### Problem to solve
Print all the records exactly, please.

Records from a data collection

-=-=-

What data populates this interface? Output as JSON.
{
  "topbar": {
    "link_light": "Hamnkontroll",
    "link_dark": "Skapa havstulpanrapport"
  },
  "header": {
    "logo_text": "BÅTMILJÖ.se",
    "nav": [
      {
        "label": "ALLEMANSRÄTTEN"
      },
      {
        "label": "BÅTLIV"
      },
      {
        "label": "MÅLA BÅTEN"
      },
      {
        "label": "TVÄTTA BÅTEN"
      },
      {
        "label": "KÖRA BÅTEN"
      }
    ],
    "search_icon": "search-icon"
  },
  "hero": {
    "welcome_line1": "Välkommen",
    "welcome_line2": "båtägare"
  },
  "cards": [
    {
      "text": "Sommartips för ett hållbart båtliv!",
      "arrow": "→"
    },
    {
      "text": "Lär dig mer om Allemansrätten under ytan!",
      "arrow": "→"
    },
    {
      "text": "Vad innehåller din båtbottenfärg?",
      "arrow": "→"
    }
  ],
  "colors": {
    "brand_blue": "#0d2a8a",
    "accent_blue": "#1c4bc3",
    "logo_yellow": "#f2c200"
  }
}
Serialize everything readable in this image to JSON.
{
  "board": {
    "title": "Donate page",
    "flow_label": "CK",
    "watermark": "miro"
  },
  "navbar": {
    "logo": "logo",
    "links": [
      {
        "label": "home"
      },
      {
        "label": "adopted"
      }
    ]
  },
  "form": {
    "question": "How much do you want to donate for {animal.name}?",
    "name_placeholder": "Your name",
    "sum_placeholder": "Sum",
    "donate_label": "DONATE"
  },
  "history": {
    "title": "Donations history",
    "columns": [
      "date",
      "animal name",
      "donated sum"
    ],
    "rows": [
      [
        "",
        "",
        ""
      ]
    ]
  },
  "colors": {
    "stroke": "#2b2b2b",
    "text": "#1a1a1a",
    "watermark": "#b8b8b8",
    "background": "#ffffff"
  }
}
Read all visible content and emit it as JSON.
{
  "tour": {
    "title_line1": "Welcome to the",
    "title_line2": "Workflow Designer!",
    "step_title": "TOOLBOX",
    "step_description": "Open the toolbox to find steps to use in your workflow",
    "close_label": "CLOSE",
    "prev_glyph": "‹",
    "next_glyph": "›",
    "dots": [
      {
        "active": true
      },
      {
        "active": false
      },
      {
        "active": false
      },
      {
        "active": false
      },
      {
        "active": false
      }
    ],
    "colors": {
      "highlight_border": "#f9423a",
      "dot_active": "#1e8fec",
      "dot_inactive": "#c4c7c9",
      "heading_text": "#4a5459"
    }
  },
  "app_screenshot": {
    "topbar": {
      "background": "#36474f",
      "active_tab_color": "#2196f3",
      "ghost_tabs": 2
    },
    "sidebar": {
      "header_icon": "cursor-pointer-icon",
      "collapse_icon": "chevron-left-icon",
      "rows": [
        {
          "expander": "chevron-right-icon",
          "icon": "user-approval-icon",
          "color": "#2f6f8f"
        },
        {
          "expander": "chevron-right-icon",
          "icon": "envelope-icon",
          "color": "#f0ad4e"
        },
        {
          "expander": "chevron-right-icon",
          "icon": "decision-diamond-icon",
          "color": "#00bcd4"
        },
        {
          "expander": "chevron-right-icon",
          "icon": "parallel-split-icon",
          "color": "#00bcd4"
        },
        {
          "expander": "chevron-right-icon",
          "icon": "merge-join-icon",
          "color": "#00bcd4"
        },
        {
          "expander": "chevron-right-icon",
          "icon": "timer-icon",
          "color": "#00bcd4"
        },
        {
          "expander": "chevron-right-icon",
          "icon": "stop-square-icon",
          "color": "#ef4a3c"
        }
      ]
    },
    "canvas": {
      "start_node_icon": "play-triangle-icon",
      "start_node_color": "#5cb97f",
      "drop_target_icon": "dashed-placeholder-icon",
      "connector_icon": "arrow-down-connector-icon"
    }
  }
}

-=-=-

### Expected output
What data populates this interface? Output as JSON.
{
  "topbar": {
    "link_light": "Hamnkontroll",
    "link_dark": "Skapa havstulpanrapport"
  },
  "header": {
    "logo_text": "BÅTMILJÖ.se",
    "nav": [
      {
        "label": "ALLEMANSRÄTTEN"
      },
      {
        "label": "BÅTLIV"
      },
      {
        "label": "MÅLA BÅTEN"
      },
      {
        "label": "TVÄTTA BÅTEN"
      },
      {
        "label": "KÖRA BÅTEN"
      }
    ],
    "search_icon": "search-icon"
  },
  "hero": {
    "welcome_line1": "Välkommen",
    "welcome_line2": "båtägare"
  },
  "cards": [
    {
      "text": "Sommartips för ett hållbart båtliv!",
      "arrow": "→"
    },
    {
      "text": "Lär dig mer om Allemansrätten under ytan!",
      "arrow": "→"
    },
    {
      "text": "Vad innehåller din båtbottenfärg?",
      "arrow": "→"
    }
  ],
  "colors": {
    "brand_blue": "#0d2a8a",
    "accent_blue": "#1c4bc3",
    "logo_yellow": "#f2c200"
  }
}
Serialize everything readable in this image to JSON.
{
  "board": {
    "title": "Donate page",
    "flow_label": "CK",
    "watermark": "miro"
  },
  "navbar": {
    "logo": "logo",
    "links": [
      {
        "label": "home"
      },
      {
        "label": "adopted"
      }
    ]
  },
  "form": {
    "question": "How much do you want to donate for {animal.name}?",
    "name_placeholder": "Your name",
    "sum_placeholder": "Sum",
    "donate_label": "DONATE"
  },
  "history": {
    "title": "Donations history",
    "columns": [
      "date",
      "animal name",
      "donated sum"
    ],
    "rows": [
      [
        "",
        "",
        ""
      ]
    ]
  },
  "colors": {
    "stroke": "#2b2b2b",
    "text": "#1a1a1a",
    "watermark": "#b8b8b8",
    "background": "#ffffff"
  }
}
Read all visible content and emit it as JSON.
{
  "tour": {
    "title_line1": "Welcome to the",
    "title_line2": "Workflow Designer!",
    "step_title": "TOOLBOX",
    "step_description": "Open the toolbox to find steps to use in your workflow",
    "close_label": "CLOSE",
    "prev_glyph": "‹",
    "next_glyph": "›",
    "dots": [
      {
        "active": true
      },
      {
        "active": false
      },
      {
        "active": false
      },
      {
        "active": false
      },
      {
        "active": false
      }
    ],
    "colors": {
      "highlight_border": "#f9423a",
      "dot_active": "#1e8fec",
      "dot_inactive": "#c4c7c9",
      "heading_text": "#4a5459"
    }
  },
  "app_screenshot": {
    "topbar": {
      "background": "#36474f",
      "active_tab_color": "#2196f3",
      "ghost_tabs": 2
    },
    "sidebar": {
      "header_icon": "cursor-pointer-icon",
      "collapse_icon": "chevron-left-icon",
      "rows": [
        {
          "expander": "chevron-right-icon",
          "icon": "user-approval-icon",
          "color": "#2f6f8f"
        },
        {
          "expander": "chevron-right-icon",
          "icon": "envelope-icon",
          "color": "#f0ad4e"
        },
        {
          "expander": "chevron-right-icon",
          "icon": "decision-diamond-icon",
          "color": "#00bcd4"
        },
        {
          "expander": "chevron-right-icon",
          "icon": "parallel-split-icon",
          "color": "#00bcd4"
        },
        {
          "expander": "chevron-right-icon",
          "icon": "merge-join-icon",
          "color": "#00bcd4"
        },
        {
          "expander": "chevron-right-icon",
          "icon": "timer-icon",
          "color": "#00bcd4"
        },
        {
          "expander": "chevron-right-icon",
          "icon": "stop-square-icon",
          "color": "#ef4a3c"
        }
      ]
    },
    "canvas": {
      "start_node_icon": "play-triangle-icon",
      "start_node_color": "#5cb97f",
      "drop_target_icon": "dashed-placeholder-icon",
      "connector_icon": "arrow-down-connector-icon"
    }
  }
}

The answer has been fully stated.